What was going on? What made them worthy of all this honour and attention?

A little research determined that those four chiefs lead bands that total less than five thousand Indians between them. The smallest of them, having less members than a good sized curling club.

And then it hit me, the French phrase- "ROI-NÈGRES",  coined in 1958 by André Laurendeau, in a series of newspaper editorials blasting the then corrupt Quebec Premiere, Maurice Duplessis.
"Duplessis behaved like one of these Negro-kings that one found scattered throughout the British Empire. The British, he argued, always pragmatic, did not necessarily destroy and replace the existing political power in the colonies. In fact, they frequently accommodated themselves with local customs and rulers, as long as these petty rulers recognised the superior authority of the imperial power and protected its economic interests." Claude Bélanger, Marianopolis College
All these Indian bands, small as they are, have reservations that abut or lie under Olympic facilities, both in Vancouver and Whistler.

It seems that in preparing their bid, organizers had to figure out a way to neutralize any potential snag concerning 'native rights', so they came up with  a cockamamie plan to 'partner' with the Indians and 'co-host' the games.

They picked the four bands who represented the biggest threat (due to proximity) and co-opted them with cash and prizes. The hitherto pipsqueak 'Roi-Nègres' (Chiefs) were neutralized with promises of fame and fortune. (As we saw in the opening ceremonies.)

The four Native groups, the  Lil'wat (1,348) , Musqueam (1,100), Squamish (2,239) and Tsleil-Waututh. (423 members) formed a consortium which they named the Four Host First Nations Society.
"On November 24, 2004, the chiefs and councils of the Lil'wat, Musqueam, Squamish and Tsleil-Waututh First Nations entered into an historic Protocol Agreement in which they agreed to coordinate their collective efforts to host and support the 2010 Winter Games. As a result, the Four Host First Nations Society was formed."
"VANOC set a goal of unprecedented Aboriginal participation in the planning and hosting of the 2010 Winter Games, and is working with the Four Host First Nations and other partners to achieve this."
"The Nations recognized the significance of their involvement early on in the bid process and are proud to have played an integral role in formulating and mounting the successful campaign to bring the 2010 Winter Games to Vancouver and Whistler."
Not only did the four bands agree to 'co-host' the games, they became active promoters and attempted to lobby other native groups not to disrupt the games.
"The head of the Four Host First Nations, Tewanee Joseph, has been criss-crossing the country since 2003 selling the Olympics to first nations communities..... 
...."But despite his efforts, aboriginal groups are divided. No where is that more noticeable than here at home with the Union of B.C. Indian Chiefs, representing 80 of the 203 bands in the province, refusing to participate in the games." LINK

The natives are nothing more than cheap decoration for the cynical and calculating organizing committee that artfully killed two birds with one stone. In one bold move they achieved social peace, and created a popular Disneyland-type theme for their games.
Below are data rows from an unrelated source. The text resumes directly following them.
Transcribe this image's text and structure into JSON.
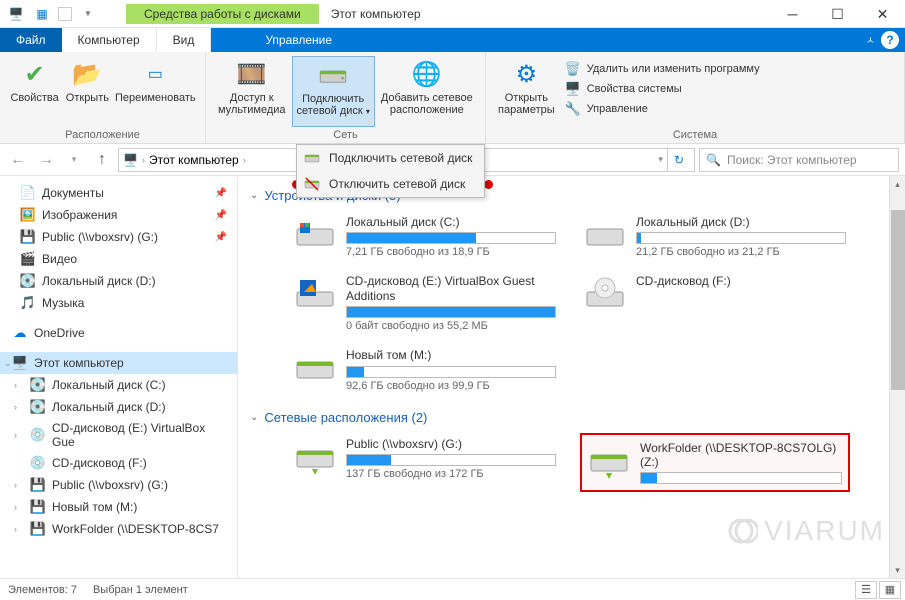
{
  "window": {
    "contextual_tab": "Средства работы с дисками",
    "title": "Этот компьютер"
  },
  "tabs": {
    "file": "Файл",
    "computer": "Компьютер",
    "view": "Вид",
    "manage": "Управление"
  },
  "ribbon": {
    "group_location": "Расположение",
    "group_network": "Сеть",
    "group_system": "Система",
    "properties": "Свойства",
    "open": "Открыть",
    "rename": "Переименовать",
    "media_access": "Доступ к\nмультимедиа",
    "map_network_drive": "Подключить\nсетевой диск",
    "add_network_location": "Добавить сетевое\nрасположение",
    "open_settings": "Открыть\nпараметры",
    "uninstall": "Удалить или изменить программу",
    "system_properties": "Свойства системы",
    "manage": "Управление"
  },
  "dropdown": {
    "connect": "Подключить сетевой диск",
    "disconnect": "Отключить сетевой диск"
  },
  "breadcrumb": {
    "this_pc": "Этот компьютер"
  },
  "search": {
    "placeholder": "Поиск: Этот компьютер"
  },
  "sidebar": {
    "documents": "Документы",
    "pictures": "Изображения",
    "public_g": "Public (\\\\vboxsrv) (G:)",
    "video": "Видео",
    "local_d": "Локальный диск (D:)",
    "music": "Музыка",
    "onedrive": "OneDrive",
    "this_pc": "Этот компьютер",
    "local_c": "Локальный диск (C:)",
    "local_d2": "Локальный диск (D:)",
    "cd_e": "CD-дисковод (E:) VirtualBox Gue",
    "cd_f": "CD-дисковод (F:)",
    "public_g2": "Public (\\\\vboxsrv) (G:)",
    "new_vol_m": "Новый том (M:)",
    "workfolder_z": "WorkFolder (\\\\DESKTOP-8CS7"
  },
  "sections": {
    "devices": "Устройства и диски (5)",
    "network": "Сетевые расположения (2)"
  },
  "drives": {
    "c": {
      "name": "Локальный диск (C:)",
      "free": "7,21 ГБ свободно из 18,9 ГБ",
      "fill": 62
    },
    "d": {
      "name": "Локальный диск (D:)",
      "free": "21,2 ГБ свободно из 21,2 ГБ",
      "fill": 2
    },
    "e": {
      "name": "CD-дисковод (E:) VirtualBox Guest Additions",
      "free": "0 байт свободно из 55,2 МБ",
      "fill": 100
    },
    "f": {
      "name": "CD-дисковод (F:)",
      "free": "",
      "fill": 0
    },
    "m": {
      "name": "Новый том (M:)",
      "free": "92,6 ГБ свободно из 99,9 ГБ",
      "fill": 8
    },
    "g": {
      "name": "Public (\\\\vboxsrv) (G:)",
      "free": "137 ГБ свободно из 172 ГБ",
      "fill": 21
    },
    "z": {
      "name": "WorkFolder (\\\\DESKTOP-8CS7OLG) (Z:)",
      "free": "",
      "fill": 8
    }
  },
  "status": {
    "items": "Элементов: 7",
    "selected": "Выбран 1 элемент"
  },
  "watermark": "VIARUM"
}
After all, Natives are the darlings of the current eco/enviro-movement craze. Perhaps VANOC should have name their facilities 'Adeventureland,' after all, it is just one giant fantasy.

If you think that it is only Quebeckers and Francophones who feel left out of the opening ceremonies, complaints have been heard from  British Columbia's Chinese and Indo-Canadian communities, who were completely shut out, an even larger insult, considering that they will be the ones paying for the games.

The Vancouver organizing committee may have brought social peace to their games, but at a humiliating price to Canadians.

While Natives are valued members of the Canadian experience, it was dead wrong and contemptuous to falsely portray the Canadian mosaic and leave so many Canadians unrepresented for the sake of expediency.

1 comment:

  1. "it was dead wrong and contemptuous to falsify the Canadian mosaic and leave so many Canadians unrepresented for the sake of expediency"

    In the larger Canadian context it's no biggie. It's been happening in Quebec for decades.